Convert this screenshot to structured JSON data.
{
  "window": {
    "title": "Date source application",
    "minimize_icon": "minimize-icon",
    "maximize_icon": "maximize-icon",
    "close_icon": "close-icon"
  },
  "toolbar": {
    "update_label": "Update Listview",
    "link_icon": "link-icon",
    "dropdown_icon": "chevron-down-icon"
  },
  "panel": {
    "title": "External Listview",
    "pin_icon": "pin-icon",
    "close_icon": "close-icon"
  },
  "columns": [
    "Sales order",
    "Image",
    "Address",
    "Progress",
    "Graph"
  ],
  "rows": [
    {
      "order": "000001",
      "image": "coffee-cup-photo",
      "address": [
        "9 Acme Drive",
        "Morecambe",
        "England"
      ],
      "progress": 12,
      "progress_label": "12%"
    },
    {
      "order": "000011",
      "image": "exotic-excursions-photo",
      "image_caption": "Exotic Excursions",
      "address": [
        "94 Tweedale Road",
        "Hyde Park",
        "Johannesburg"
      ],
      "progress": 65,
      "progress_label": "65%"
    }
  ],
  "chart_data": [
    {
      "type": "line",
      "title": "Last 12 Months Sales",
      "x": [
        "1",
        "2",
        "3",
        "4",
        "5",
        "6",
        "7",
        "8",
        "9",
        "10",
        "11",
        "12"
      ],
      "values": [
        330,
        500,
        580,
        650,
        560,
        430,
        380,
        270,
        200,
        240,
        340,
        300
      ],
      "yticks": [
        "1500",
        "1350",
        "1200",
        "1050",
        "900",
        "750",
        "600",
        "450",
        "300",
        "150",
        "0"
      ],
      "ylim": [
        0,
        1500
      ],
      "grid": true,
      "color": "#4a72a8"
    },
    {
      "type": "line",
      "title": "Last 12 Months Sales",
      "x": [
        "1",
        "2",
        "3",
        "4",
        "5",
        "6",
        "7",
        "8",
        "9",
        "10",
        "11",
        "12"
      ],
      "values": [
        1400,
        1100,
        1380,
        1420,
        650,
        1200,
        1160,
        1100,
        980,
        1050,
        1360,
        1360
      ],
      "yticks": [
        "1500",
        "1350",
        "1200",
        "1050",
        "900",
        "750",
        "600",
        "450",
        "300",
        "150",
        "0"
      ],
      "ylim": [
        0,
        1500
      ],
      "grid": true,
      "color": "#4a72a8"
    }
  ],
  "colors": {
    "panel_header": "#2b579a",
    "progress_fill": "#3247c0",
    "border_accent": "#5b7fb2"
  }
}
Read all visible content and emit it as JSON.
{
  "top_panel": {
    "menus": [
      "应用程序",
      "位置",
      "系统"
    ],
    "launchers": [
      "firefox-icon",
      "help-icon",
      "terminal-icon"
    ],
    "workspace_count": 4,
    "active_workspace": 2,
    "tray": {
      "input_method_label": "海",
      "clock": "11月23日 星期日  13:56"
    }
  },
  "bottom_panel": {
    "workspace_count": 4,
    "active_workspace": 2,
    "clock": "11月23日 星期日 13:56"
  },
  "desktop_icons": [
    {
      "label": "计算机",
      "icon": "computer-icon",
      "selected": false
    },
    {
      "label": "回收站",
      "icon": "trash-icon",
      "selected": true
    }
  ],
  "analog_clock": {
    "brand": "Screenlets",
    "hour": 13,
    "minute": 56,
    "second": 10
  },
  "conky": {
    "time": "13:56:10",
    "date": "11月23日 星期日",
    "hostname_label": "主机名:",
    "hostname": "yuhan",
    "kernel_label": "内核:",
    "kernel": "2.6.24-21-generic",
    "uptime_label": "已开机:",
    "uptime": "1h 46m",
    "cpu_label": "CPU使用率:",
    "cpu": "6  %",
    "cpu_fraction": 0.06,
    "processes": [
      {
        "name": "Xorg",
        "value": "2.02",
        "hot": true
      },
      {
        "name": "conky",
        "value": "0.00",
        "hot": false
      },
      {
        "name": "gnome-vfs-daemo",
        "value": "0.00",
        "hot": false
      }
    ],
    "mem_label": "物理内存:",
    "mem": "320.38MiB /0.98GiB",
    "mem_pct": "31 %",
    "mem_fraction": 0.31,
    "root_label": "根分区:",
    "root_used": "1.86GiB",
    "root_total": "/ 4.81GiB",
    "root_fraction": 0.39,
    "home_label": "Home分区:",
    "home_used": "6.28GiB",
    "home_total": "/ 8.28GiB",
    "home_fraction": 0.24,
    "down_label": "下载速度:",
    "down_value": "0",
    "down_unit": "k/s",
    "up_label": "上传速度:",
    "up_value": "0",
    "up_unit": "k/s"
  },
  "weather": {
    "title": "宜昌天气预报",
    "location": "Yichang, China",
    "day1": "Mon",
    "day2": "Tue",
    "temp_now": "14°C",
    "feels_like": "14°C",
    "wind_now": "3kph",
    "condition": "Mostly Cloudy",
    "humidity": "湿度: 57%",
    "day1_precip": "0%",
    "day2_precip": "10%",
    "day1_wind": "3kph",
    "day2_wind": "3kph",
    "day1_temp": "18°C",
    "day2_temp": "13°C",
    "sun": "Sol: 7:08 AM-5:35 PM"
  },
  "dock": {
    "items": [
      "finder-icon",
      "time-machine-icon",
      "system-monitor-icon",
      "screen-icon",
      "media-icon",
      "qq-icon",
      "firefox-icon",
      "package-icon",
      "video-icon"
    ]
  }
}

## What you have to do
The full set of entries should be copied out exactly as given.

## Result for this task
Convert this screenshot to structured JSON data.
{
  "window": {
    "title": "Date source application",
    "minimize_icon": "minimize-icon",
    "maximize_icon": "maximize-icon",
    "close_icon": "close-icon"
  },
  "toolbar": {
    "update_label": "Update Listview",
    "link_icon": "link-icon",
    "dropdown_icon": "chevron-down-icon"
  },
  "panel": {
    "title": "External Listview",
    "pin_icon": "pin-icon",
    "close_icon": "close-icon"
  },
  "columns": [
    "Sales order",
    "Image",
    "Address",
    "Progress",
    "Graph"
  ],
  "rows": [
    {
      "order": "000001",
      "image": "coffee-cup-photo",
      "address": [
        "9 Acme Drive",
        "Morecambe",
        "England"
      ],
      "progress": 12,
      "progress_label": "12%"
    },
    {
      "order": "000011",
      "image": "exotic-excursions-photo",
      "image_caption": "Exotic Excursions",
      "address": [
        "94 Tweedale Road",
        "Hyde Park",
        "Johannesburg"
      ],
      "progress": 65,
      "progress_label": "65%"
    }
  ],
  "chart_data": [
    {
      "type": "line",
      "title": "Last 12 Months Sales",
      "x": [
        "1",
        "2",
        "3",
        "4",
        "5",
        "6",
        "7",
        "8",
        "9",
        "10",
        "11",
        "12"
      ],
      "values": [
        330,
        500,
        580,
        650,
        560,
        430,
        380,
        270,
        200,
        240,
        340,
        300
      ],
      "yticks": [
        "1500",
        "1350",
        "1200",
        "1050",
        "900",
        "750",
        "600",
        "450",
        "300",
        "150",
        "0"
      ],
      "ylim": [
        0,
        1500
      ],
      "grid": true,
      "color": "#4a72a8"
    },
    {
      "type": "line",
      "title": "Last 12 Months Sales",
      "x": [
        "1",
        "2",
        "3",
        "4",
        "5",
        "6",
        "7",
        "8",
        "9",
        "10",
        "11",
        "12"
      ],
      "values": [
        1400,
        1100,
        1380,
        1420,
        650,
        1200,
        1160,
        1100,
        980,
        1050,
        1360,
        1360
      ],
      "yticks": [
        "1500",
        "1350",
        "1200",
        "1050",
        "900",
        "750",
        "600",
        "450",
        "300",
        "150",
        "0"
      ],
      "ylim": [
        0,
        1500
      ],
      "grid": true,
      "color": "#4a72a8"
    }
  ],
  "colors": {
    "panel_header": "#2b579a",
    "progress_fill": "#3247c0",
    "border_accent": "#5b7fb2"
  }
}
Read all visible content and emit it as JSON.
{
  "top_panel": {
    "menus": [
      "应用程序",
      "位置",
      "系统"
    ],
    "launchers": [
      "firefox-icon",
      "help-icon",
      "terminal-icon"
    ],
    "workspace_count": 4,
    "active_workspace": 2,
    "tray": {
      "input_method_label": "海",
      "clock": "11月23日 星期日  13:56"
    }
  },
  "bottom_panel": {
    "workspace_count": 4,
    "active_workspace": 2,
    "clock": "11月23日 星期日 13:56"
  },
  "desktop_icons": [
    {
      "label": "计算机",
      "icon": "computer-icon",
      "selected": false
    },
    {
      "label": "回收站",
      "icon": "trash-icon",
      "selected": true
    }
  ],
  "analog_clock": {
    "brand": "Screenlets",
    "hour": 13,
    "minute": 56,
    "second": 10
  },
  "conky": {
    "time": "13:56:10",
    "date": "11月23日 星期日",
    "hostname_label": "主机名:",
    "hostname": "yuhan",
    "kernel_label": "内核:",
    "kernel": "2.6.24-21-generic",
    "uptime_label": "已开机:",
    "uptime": "1h 46m",
    "cpu_label": "CPU使用率:",
    "cpu": "6  %",
    "cpu_fraction": 0.06,
    "processes": [
      {
        "name": "Xorg",
        "value": "2.02",
        "hot": true
      },
      {
        "name": "conky",
        "value": "0.00",
        "hot": false
      },
      {
        "name": "gnome-vfs-daemo",
        "value": "0.00",
        "hot": false
      }
    ],
    "mem_label": "物理内存:",
    "mem": "320.38MiB /0.98GiB",
    "mem_pct": "31 %",
    "mem_fraction": 0.31,
    "root_label": "根分区:",
    "root_used": "1.86GiB",
    "root_total": "/ 4.81GiB",
    "root_fraction": 0.39,
    "home_label": "Home分区:",
    "home_used": "6.28GiB",
    "home_total": "/ 8.28GiB",
    "home_fraction": 0.24,
    "down_label": "下载速度:",
    "down_value": "0",
    "down_unit": "k/s",
    "up_label": "上传速度:",
    "up_value": "0",
    "up_unit": "k/s"
  },
  "weather": {
    "title": "宜昌天气预报",
    "location": "Yichang, China",
    "day1": "Mon",
    "day2": "Tue",
    "temp_now": "14°C",
    "feels_like": "14°C",
    "wind_now": "3kph",
    "condition": "Mostly Cloudy",
    "humidity": "湿度: 57%",
    "day1_precip": "0%",
    "day2_precip": "10%",
    "day1_wind": "3kph",
    "day2_wind": "3kph",
    "day1_temp": "18°C",
    "day2_temp": "13°C",
    "sun": "Sol: 7:08 AM-5:35 PM"
  },
  "dock": {
    "items": [
      "finder-icon",
      "time-machine-icon",
      "system-monitor-icon",
      "screen-icon",
      "media-icon",
      "qq-icon",
      "firefox-icon",
      "package-icon",
      "video-icon"
    ]
  }
}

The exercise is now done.